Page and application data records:

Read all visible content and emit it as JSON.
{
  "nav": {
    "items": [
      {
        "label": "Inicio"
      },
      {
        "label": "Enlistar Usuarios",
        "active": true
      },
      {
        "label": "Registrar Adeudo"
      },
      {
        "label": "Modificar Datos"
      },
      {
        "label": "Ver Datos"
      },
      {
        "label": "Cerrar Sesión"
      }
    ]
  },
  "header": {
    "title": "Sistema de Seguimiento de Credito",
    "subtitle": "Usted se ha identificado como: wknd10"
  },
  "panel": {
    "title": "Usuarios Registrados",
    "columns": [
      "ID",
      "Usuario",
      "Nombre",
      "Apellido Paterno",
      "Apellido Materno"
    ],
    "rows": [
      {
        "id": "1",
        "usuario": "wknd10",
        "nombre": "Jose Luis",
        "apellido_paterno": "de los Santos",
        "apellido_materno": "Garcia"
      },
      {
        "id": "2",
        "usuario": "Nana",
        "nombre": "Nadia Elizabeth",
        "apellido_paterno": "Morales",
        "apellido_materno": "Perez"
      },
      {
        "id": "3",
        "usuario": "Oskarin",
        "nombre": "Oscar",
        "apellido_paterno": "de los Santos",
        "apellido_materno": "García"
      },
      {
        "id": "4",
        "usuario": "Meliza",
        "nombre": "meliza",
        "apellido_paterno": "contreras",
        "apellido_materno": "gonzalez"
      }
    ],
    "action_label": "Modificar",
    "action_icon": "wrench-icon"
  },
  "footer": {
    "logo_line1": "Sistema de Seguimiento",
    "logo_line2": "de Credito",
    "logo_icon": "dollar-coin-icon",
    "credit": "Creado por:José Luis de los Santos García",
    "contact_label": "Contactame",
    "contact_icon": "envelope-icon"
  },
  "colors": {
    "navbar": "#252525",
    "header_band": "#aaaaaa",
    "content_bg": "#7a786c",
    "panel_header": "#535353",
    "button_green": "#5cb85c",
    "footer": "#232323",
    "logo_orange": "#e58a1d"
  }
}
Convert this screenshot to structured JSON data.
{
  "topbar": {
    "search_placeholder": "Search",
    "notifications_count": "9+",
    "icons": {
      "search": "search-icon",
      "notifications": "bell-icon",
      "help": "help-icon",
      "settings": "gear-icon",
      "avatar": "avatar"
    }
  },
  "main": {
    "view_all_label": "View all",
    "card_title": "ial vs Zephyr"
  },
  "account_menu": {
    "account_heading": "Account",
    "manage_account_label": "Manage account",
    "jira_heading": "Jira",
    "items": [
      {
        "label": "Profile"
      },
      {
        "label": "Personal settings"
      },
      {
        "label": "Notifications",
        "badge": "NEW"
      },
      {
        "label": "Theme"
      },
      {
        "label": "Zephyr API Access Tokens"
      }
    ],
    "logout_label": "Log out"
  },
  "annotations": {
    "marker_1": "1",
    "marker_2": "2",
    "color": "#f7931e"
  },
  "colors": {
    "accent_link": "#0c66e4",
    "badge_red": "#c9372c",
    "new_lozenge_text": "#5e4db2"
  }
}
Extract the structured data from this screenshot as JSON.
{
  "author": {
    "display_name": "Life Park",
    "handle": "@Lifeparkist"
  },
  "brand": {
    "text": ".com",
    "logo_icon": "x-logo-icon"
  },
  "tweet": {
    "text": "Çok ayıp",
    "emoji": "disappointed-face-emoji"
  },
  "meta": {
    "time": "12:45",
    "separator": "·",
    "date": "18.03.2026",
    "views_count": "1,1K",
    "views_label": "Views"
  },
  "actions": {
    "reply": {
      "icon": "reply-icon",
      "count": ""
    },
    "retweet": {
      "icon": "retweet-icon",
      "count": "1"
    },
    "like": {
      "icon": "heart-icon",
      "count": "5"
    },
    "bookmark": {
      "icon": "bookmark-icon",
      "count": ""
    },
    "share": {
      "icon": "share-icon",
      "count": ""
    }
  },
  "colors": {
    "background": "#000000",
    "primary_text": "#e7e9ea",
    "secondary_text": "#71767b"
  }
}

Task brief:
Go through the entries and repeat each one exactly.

Response to this exercise:
Read all visible content and emit it as JSON.
{
  "nav": {
    "items": [
      {
        "label": "Inicio"
      },
      {
        "label": "Enlistar Usuarios",
        "active": true
      },
      {
        "label": "Registrar Adeudo"
      },
      {
        "label": "Modificar Datos"
      },
      {
        "label": "Ver Datos"
      },
      {
        "label": "Cerrar Sesión"
      }
    ]
  },
  "header": {
    "title": "Sistema de Seguimiento de Credito",
    "subtitle": "Usted se ha identificado como: wknd10"
  },
  "panel": {
    "title": "Usuarios Registrados",
    "columns": [
      "ID",
      "Usuario",
      "Nombre",
      "Apellido Paterno",
      "Apellido Materno"
    ],
    "rows": [
      {
        "id": "1",
        "usuario": "wknd10",
        "nombre": "Jose Luis",
        "apellido_paterno": "de los Santos",
        "apellido_materno": "Garcia"
      },
      {
        "id": "2",
        "usuario": "Nana",
        "nombre": "Nadia Elizabeth",
        "apellido_paterno": "Morales",
        "apellido_materno": "Perez"
      },
      {
        "id": "3",
        "usuario": "Oskarin",
        "nombre": "Oscar",
        "apellido_paterno": "de los Santos",
        "apellido_materno": "García"
      },
      {
        "id": "4",
        "usuario": "Meliza",
        "nombre": "meliza",
        "apellido_paterno": "contreras",
        "apellido_materno": "gonzalez"
      }
    ],
    "action_label": "Modificar",
    "action_icon": "wrench-icon"
  },
  "footer": {
    "logo_line1": "Sistema de Seguimiento",
    "logo_line2": "de Credito",
    "logo_icon": "dollar-coin-icon",
    "credit": "Creado por:José Luis de los Santos García",
    "contact_label": "Contactame",
    "contact_icon": "envelope-icon"
  },
  "colors": {
    "navbar": "#252525",
    "header_band": "#aaaaaa",
    "content_bg": "#7a786c",
    "panel_header": "#535353",
    "button_green": "#5cb85c",
    "footer": "#232323",
    "logo_orange": "#e58a1d"
  }
}
Convert this screenshot to structured JSON data.
{
  "topbar": {
    "search_placeholder": "Search",
    "notifications_count": "9+",
    "icons": {
      "search": "search-icon",
      "notifications": "bell-icon",
      "help": "help-icon",
      "settings": "gear-icon",
      "avatar": "avatar"
    }
  },
  "main": {
    "view_all_label": "View all",
    "card_title": "ial vs Zephyr"
  },
  "account_menu": {
    "account_heading": "Account",
    "manage_account_label": "Manage account",
    "jira_heading": "Jira",
    "items": [
      {
        "label": "Profile"
      },
      {
        "label": "Personal settings"
      },
      {
        "label": "Notifications",
        "badge": "NEW"
      },
      {
        "label": "Theme"
      },
      {
        "label": "Zephyr API Access Tokens"
      }
    ],
    "logout_label": "Log out"
  },
  "annotations": {
    "marker_1": "1",
    "marker_2": "2",
    "color": "#f7931e"
  },
  "colors": {
    "accent_link": "#0c66e4",
    "badge_red": "#c9372c",
    "new_lozenge_text": "#5e4db2"
  }
}
Extract the structured data from this screenshot as JSON.
{
  "author": {
    "display_name": "Life Park",
    "handle": "@Lifeparkist"
  },
  "brand": {
    "text": ".com",
    "logo_icon": "x-logo-icon"
  },
  "tweet": {
    "text": "Çok ayıp",
    "emoji": "disappointed-face-emoji"
  },
  "meta": {
    "time": "12:45",
    "separator": "·",
    "date": "18.03.2026",
    "views_count": "1,1K",
    "views_label": "Views"
  },
  "actions": {
    "reply": {
      "icon": "reply-icon",
      "count": ""
    },
    "retweet": {
      "icon": "retweet-icon",
      "count": "1"
    },
    "like": {
      "icon": "heart-icon",
      "count": "5"
    },
    "bookmark": {
      "icon": "bookmark-icon",
      "count": ""
    },
    "share": {
      "icon": "share-icon",
      "count": ""
    }
  },
  "colors": {
    "background": "#000000",
    "primary_text": "#e7e9ea",
    "secondary_text": "#71767b"
  }
}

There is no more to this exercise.